Protecting everybody’s health has become a priority, now more than ever, and taking the correct precautions when traveling has become crucial. Every traveler around the world now carries the weight of a certain “traveler’s responsibility” on their shoulders. Basic hygiene measures like washing your hands thoroughly and sneezing or coughing etiquette are being taken more seriously. Travelers now play a heavy role in keeping the cities they visit as well as their communities back home healthy and safe.
To make sure you’re protecting yourself correctly and keeping others safe during your travels, we’re leaving you with a few traveling etiquette tips below. Practice these as much as you can, before, during, and after your travels.
Expect empty airports & mask use while traveling during COVID-19
Before you travel:
- Before you decide whether or not you should travel, start by evaluating your own health. Do you feel under the weather? Then consider postponing your trip until you’re feeling better. But what if you feel well? To be absolutely sure, consider getting tested for the virus, if that’s available to you, and wait for the results to get back before leaving. If you get cleared to travel, it will make your trip a little bit more worthwhile.
- Check governmental websites—both from your origin and destination—to see if there are any advisories you should know about in advance.
- Consider making your reservations in advance. From restaurants to museums, hotel rooms, or even planned activities. Call in advance or book online to guarantee your spot and make sure everything goes according to plan.
- Make sure you pack enough protection to wear during your whole trip. Masks, gloves, and hand sanitizer are the main necessities.
- Keep track of your flight status so you don’t run into any surprises. That’s better than waiting for your flight in an enclosed space at the airport for longer than necessary if there are any delays.
- Check in with your travel insurance company and your healthcare provider. Make sure you have the required coverage for your trip and a fair cancelation policy.
- At the airport, make sure you keep a safe distance from other passengers. The recommended amount is 6 feet (2 meters).
During your trip:
- Avoid touching your face. Always. Even if you’re wearing gloves. You never know if they’ve gotten contaminated during the ride.
- Keep your personal devices, personal. Don’t let your belongings come into close contact with anyone else, as much as possible.
- Keep a distance from people that might be showing symptoms, such as coughing, sneezing, or just appear unwell. It’s okay to come across as unfriendly right now.

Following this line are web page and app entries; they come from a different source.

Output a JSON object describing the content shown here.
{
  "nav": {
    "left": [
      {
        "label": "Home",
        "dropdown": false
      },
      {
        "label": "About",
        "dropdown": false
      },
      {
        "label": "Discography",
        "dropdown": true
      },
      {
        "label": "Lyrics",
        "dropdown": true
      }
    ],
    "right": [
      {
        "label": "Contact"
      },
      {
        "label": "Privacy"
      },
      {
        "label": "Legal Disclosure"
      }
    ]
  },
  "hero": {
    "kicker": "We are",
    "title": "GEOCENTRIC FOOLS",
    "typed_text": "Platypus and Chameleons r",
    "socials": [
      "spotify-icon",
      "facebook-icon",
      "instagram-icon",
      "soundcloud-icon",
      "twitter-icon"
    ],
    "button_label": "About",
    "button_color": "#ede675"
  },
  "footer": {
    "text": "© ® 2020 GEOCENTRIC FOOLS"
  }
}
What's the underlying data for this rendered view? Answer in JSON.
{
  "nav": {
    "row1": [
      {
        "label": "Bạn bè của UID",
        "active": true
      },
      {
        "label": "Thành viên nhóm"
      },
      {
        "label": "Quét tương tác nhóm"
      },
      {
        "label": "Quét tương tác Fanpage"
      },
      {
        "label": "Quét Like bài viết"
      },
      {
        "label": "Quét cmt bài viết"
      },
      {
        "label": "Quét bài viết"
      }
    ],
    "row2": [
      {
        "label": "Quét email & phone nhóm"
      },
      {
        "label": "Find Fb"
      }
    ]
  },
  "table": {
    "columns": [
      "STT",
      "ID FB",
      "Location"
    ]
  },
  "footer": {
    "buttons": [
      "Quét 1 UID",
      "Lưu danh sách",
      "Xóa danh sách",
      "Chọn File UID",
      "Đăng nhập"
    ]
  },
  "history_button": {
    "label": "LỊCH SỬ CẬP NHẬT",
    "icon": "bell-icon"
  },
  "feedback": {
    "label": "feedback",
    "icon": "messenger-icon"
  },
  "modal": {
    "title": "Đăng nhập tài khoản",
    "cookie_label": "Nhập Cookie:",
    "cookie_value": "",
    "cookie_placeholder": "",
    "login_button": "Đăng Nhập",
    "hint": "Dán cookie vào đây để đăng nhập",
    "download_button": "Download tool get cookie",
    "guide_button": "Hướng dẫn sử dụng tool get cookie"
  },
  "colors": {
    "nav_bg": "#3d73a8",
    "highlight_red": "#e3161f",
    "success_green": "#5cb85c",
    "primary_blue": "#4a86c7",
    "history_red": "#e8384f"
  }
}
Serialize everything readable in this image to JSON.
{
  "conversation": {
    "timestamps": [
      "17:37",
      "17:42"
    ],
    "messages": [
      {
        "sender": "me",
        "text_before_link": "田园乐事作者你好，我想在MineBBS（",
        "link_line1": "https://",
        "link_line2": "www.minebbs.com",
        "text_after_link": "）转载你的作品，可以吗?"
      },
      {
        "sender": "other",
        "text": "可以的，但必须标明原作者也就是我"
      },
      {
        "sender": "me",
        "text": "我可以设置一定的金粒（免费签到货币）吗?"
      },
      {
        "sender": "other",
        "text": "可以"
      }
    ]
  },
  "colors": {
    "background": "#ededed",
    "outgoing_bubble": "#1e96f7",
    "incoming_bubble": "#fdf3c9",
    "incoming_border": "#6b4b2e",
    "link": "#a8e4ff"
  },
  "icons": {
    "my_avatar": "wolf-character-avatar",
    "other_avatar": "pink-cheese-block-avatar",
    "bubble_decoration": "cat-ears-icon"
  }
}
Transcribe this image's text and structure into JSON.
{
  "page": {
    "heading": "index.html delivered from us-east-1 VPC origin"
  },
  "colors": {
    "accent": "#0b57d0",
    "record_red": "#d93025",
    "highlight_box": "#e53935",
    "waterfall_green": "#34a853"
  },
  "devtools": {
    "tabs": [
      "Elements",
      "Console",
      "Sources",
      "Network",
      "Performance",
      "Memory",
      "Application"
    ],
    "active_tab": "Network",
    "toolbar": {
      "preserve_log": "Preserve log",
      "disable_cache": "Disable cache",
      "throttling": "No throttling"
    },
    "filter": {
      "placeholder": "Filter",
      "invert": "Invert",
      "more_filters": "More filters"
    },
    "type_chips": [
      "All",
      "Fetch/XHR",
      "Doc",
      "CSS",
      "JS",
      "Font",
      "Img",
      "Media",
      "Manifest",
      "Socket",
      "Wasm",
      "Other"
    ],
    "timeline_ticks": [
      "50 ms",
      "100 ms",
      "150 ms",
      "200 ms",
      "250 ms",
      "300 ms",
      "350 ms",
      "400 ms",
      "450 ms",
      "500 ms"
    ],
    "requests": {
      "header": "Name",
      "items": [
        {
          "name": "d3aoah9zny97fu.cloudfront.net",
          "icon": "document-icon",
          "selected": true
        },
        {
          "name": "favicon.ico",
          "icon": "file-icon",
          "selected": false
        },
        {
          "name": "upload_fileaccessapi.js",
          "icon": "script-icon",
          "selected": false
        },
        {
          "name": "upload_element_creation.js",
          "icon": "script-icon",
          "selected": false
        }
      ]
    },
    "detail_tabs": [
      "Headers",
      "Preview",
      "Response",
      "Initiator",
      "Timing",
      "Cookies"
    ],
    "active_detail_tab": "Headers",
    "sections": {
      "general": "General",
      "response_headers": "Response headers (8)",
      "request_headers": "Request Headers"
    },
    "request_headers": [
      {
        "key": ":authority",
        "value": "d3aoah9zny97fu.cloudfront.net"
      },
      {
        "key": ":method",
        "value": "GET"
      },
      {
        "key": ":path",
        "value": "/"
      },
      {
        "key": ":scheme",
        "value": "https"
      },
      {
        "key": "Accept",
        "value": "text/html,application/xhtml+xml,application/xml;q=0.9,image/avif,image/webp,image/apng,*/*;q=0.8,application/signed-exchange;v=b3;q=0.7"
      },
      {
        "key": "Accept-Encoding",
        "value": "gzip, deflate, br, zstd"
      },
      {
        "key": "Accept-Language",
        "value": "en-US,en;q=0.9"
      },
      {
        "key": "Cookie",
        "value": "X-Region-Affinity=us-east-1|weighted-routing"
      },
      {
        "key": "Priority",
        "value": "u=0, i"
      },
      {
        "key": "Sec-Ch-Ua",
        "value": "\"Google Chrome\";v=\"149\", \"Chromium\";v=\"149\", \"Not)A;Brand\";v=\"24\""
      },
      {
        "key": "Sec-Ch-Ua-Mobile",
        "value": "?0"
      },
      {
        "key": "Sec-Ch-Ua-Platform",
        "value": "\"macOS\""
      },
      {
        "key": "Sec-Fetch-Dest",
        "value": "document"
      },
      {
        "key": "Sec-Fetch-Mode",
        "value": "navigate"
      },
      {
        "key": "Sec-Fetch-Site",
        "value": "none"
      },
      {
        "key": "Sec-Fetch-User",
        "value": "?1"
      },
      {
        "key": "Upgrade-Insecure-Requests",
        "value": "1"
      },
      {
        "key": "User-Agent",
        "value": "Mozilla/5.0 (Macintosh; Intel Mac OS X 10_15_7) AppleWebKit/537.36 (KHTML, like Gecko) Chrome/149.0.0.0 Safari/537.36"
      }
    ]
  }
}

- Make a habit of washing your hands frequently and thoroughly for at least 20 seconds with soap and water. While traveling use a hand sanitizer that contains at least 60% alcohol as an alternative.
- Pay attention to how you’re feeling every single day. If unwell, contact the nearest local health facility and inform them of your travel history.
- Be mindful when disposing of your used masks. Opt for throwing them in the trash instead of dropping them on the floor. We all should do our part to keep streets clean. That’s always true—with or without COVID-19.
- Locals might not be as receptive to strangers at this moment. We’re all on edge, so if you need help with directions and someone brushes you off, don’t take it personally.
Be cautious about your health & quarantine requirements even after returning home
Returning back home:
- Be conscious of whether your homebase had any update regarding mandatory quarantine after returning from a trip. Public health authorities all around the world are either advising travelers to self-isolate for 14 days for precautionary measures or making it a mandatory requirement.
- Check with your local health authority or doctor to update them on your recent travel and get a routine check-up.
It’s now up to all of us to keep in mind this new type of travel etiquette while traveling or planning a trip. Getting used to our current reality will take a while. But if you really think about it, just the simple act of wearing a mask while traveling is not only a safety measure for yourself. Above all, it’s a symbol of consideration to the community. It helps fellow travelers and locals feel slightly more reassured and at ease when we all do our part. We know it might be a bit nerve-wracking, but face this new challenge as an opportunity for you to be the best traveler you know you can be.